View Full Version : [ubuntu] Desktop mobo/video card known to suspend out of the box

December 9th, 2010, 08:16 PM
Hi folks.
I've spent a couple hours fiddling with my present system (Abit AV8, Nvidia video card) trying (unsuccessfully) to get it to suspend. I'm really happy that I can get laptops to suspend with a minimum of drama. (Eee PC 901, Thinkpad T500 and T40) I'm probably going to upgrade my desktop mobo before too long so I'd like to know about any that will reliably suspend/resume and what tweaking was required to accomplish. (For the record, my present system can suspend with the right tweaks. Unfortunately it does not fully resume. ;) )

It appears from my research (and from my knowledge of how computers work) that the motherboard and video card are probably the biggest factors in this equation. I'm sure the BIOS figures into this as well as any add in cards, but with on board LAN, USB, mass storage controllers and so on, I suspect these other factors mostly relate to the motherboard.

If you know of any particular characteristic that is common to working motherboards such as a particularly compliant chip set or BIOS, please hit me with a clue bat!

Feel free to hit the suspend button on the PC you're using to read this and see what happens!

many thanks,

December 11th, 2010, 02:18 PM
No one ever suspends a desktop system?

December 11th, 2010, 02:59 PM
Personally, I see absolutely no benefit (focus on the word benefit) to using the suspend feature. These days most computers power down anything that's not being used after a certain amount of time anyway, thereby making the use of suspend in order to save electricity almost irrelevant. In addition, most laptops generally only use about 20% of power when compared to their 350 to 550 watt desktop counterparts, so again, at least for laptops, I don't see much purpose in the suspend function.

Having said that, we have 4 different laptops that we use as desktop replacements in our home (to save electricity) and we don't use the suspend function on any of them for the reason that you already stated ... problems getting the computers to wake-up again after using suspend. This seems to be a very common problem which would explain why most people stay away from the suspend function altogether.

If we don't use a system for at least 24 hours ... we power it off. If we do use a system constantly, then we enable the blank screen after "x" amount of time. If I check on the system if they haven't been used for a couple of hours, everything is deadly quiet (cpu barely running) and all lights (speaker, USB, hard disk, display) are off, showing me that everything is powered down to minimal use which commonly translates to 3 or 5 percent, depending on the system that you have. Well, 3% of 100 watts (max laptop usage) is only 3 watts and I honestly don't care if I'm burning those 3 watts constantly. That may not sound very nice, but we're already doing our part to conserve by having switched all of our desktops for laptops instead. ;)

December 11th, 2010, 05:31 PM
Hi WinRiddance - thank you for your reply and viewpoint.

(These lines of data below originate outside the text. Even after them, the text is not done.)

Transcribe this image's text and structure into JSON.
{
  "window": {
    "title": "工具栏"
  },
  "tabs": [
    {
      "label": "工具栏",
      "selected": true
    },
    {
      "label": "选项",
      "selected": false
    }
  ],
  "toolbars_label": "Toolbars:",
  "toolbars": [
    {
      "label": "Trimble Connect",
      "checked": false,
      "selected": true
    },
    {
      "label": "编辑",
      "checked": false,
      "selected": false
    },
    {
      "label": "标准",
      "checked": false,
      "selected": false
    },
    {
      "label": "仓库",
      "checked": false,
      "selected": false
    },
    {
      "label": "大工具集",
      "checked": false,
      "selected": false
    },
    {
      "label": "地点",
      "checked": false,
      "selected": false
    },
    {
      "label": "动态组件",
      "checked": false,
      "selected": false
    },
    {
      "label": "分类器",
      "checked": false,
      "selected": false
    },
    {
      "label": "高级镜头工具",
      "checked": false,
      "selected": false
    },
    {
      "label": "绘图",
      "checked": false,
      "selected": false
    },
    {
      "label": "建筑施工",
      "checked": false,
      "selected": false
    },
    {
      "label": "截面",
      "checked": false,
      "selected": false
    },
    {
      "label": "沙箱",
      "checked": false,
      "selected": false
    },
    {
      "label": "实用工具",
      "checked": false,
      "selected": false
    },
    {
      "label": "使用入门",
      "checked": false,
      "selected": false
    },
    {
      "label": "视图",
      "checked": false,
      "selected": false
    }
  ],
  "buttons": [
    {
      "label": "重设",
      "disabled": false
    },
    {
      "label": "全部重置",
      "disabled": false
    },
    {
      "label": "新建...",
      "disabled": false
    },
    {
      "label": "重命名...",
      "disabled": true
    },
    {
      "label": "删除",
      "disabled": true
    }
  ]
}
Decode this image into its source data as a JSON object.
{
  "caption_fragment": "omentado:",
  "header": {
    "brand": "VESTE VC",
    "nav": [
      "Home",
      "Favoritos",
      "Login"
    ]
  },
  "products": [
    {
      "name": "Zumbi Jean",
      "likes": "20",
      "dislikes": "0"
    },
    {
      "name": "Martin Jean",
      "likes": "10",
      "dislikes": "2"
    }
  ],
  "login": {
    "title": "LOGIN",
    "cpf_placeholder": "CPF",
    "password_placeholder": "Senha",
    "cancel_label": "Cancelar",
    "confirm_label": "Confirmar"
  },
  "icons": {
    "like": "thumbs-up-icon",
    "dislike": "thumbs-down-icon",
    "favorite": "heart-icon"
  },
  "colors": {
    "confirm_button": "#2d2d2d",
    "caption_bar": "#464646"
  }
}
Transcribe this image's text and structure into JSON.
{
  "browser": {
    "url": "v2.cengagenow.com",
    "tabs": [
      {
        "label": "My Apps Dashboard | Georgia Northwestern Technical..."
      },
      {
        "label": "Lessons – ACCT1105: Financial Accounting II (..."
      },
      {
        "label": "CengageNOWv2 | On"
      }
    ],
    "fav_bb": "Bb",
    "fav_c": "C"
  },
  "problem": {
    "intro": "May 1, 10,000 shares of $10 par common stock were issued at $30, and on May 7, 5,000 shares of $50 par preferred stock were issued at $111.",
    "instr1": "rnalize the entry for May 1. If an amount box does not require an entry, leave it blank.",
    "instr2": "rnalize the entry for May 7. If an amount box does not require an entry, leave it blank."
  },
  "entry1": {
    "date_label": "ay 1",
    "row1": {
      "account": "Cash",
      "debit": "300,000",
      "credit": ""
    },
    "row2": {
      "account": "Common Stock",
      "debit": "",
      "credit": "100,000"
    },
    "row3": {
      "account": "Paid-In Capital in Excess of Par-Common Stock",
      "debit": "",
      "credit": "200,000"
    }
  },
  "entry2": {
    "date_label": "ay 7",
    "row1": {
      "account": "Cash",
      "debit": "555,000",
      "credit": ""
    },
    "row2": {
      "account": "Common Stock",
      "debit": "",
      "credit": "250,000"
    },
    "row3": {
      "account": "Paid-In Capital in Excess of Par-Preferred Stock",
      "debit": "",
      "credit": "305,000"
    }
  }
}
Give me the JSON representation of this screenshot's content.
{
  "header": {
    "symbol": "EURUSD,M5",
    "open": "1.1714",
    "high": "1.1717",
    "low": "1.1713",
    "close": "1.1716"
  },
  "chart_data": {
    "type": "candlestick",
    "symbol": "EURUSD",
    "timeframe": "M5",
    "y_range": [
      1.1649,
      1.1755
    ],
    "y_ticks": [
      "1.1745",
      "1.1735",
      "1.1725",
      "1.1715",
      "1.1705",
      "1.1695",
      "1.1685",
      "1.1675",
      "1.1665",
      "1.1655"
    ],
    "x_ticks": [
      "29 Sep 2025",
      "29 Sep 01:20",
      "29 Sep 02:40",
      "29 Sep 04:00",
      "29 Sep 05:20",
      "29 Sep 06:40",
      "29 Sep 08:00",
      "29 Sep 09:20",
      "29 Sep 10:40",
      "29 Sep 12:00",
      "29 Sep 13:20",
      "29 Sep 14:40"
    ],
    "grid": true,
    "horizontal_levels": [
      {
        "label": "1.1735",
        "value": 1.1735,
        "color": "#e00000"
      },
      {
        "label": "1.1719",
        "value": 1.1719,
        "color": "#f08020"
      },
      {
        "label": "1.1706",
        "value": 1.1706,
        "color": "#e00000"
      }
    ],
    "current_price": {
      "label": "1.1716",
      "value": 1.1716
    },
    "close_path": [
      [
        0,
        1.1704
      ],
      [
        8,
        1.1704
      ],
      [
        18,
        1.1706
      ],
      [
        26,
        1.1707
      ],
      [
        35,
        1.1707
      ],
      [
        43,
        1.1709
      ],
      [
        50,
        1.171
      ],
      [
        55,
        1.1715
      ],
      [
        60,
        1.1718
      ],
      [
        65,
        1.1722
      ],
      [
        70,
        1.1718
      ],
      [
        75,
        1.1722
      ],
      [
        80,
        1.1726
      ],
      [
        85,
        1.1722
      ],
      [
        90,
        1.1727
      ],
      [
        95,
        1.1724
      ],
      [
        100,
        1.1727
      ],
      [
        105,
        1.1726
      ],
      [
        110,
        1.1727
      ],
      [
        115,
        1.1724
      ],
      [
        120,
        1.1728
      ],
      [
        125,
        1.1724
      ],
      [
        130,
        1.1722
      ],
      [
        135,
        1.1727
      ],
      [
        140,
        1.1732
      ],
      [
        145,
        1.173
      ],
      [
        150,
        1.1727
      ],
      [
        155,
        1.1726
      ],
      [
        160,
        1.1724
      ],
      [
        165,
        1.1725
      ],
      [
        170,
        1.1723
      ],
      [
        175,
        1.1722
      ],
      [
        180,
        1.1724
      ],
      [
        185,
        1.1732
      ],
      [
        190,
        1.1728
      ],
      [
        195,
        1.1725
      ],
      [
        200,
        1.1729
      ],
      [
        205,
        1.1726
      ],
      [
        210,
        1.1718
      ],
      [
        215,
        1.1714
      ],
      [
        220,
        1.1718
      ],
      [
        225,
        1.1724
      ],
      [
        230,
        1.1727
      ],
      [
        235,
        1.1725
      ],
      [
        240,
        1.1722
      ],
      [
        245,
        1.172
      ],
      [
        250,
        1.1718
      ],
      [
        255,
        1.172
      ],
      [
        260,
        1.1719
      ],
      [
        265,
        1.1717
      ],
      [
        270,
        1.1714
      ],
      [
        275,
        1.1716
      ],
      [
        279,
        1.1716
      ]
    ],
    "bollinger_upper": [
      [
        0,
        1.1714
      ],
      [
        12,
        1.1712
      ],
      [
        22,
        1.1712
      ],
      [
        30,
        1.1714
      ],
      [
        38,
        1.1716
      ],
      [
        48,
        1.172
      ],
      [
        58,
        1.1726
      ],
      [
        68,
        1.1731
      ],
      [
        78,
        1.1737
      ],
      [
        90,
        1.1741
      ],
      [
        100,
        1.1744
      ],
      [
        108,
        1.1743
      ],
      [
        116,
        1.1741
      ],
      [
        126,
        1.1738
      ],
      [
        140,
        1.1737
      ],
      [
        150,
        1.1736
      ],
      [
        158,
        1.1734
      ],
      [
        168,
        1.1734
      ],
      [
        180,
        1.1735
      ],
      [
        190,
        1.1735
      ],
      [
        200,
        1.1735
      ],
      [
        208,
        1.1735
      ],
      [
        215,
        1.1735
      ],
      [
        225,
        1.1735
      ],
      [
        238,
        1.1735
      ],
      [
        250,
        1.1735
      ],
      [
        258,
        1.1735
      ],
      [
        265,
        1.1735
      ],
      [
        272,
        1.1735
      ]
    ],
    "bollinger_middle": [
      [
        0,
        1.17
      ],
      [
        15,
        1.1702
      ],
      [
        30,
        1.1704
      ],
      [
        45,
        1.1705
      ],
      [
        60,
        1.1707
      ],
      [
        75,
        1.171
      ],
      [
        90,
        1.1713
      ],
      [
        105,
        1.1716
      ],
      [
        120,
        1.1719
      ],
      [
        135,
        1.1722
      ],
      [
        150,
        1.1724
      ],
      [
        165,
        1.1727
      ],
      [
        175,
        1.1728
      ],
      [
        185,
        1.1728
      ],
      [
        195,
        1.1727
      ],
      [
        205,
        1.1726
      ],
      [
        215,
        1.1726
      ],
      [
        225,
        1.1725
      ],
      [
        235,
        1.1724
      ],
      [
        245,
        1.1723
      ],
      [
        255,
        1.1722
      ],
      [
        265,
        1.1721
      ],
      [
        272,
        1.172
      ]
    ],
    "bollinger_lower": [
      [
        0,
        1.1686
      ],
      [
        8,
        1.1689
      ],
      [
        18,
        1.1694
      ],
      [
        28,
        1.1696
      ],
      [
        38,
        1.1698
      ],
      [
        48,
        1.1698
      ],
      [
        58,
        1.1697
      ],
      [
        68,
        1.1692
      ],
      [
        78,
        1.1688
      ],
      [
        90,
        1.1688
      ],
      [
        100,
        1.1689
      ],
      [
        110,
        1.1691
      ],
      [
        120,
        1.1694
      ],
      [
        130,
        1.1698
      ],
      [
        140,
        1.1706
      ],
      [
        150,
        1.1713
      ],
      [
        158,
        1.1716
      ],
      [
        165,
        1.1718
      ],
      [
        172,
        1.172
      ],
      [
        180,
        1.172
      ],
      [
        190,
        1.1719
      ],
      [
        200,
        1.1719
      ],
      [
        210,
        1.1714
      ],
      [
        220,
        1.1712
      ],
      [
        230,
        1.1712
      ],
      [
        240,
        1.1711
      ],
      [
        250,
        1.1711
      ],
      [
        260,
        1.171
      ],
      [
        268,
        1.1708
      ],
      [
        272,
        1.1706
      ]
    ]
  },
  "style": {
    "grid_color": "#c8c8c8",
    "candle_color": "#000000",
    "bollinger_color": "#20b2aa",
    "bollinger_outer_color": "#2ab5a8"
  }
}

I would like to know what system you have that uses 3 watts when quiescent. My desktop drops from about 120W to 95W under that condition. My lowest power system (Eee PC 901) drops from about 40W under heavy load (benchmarks) to about 12W when quiescent. I'd be happy with 12W for a desktop, but performance on par with my netbook would not be sufficient.

My desktop, BTW, is a 5 year old Athlon 939 with a couple drives installed. It takes 20 seconds just to get to the grub menu on power up and another minute to get to a login prompt. My experience with suspend/resume is that it comes back to a usable state in a lot less time.

I have a Thinkpad T500 that has pretty acceptable performance and I'd be happy with a desktop with similar performance. It drops to about 40W when not in use. That's getting closer to the level where I would like to suspend when not in use.

Do you do any special configuration to get to 3W while inactive?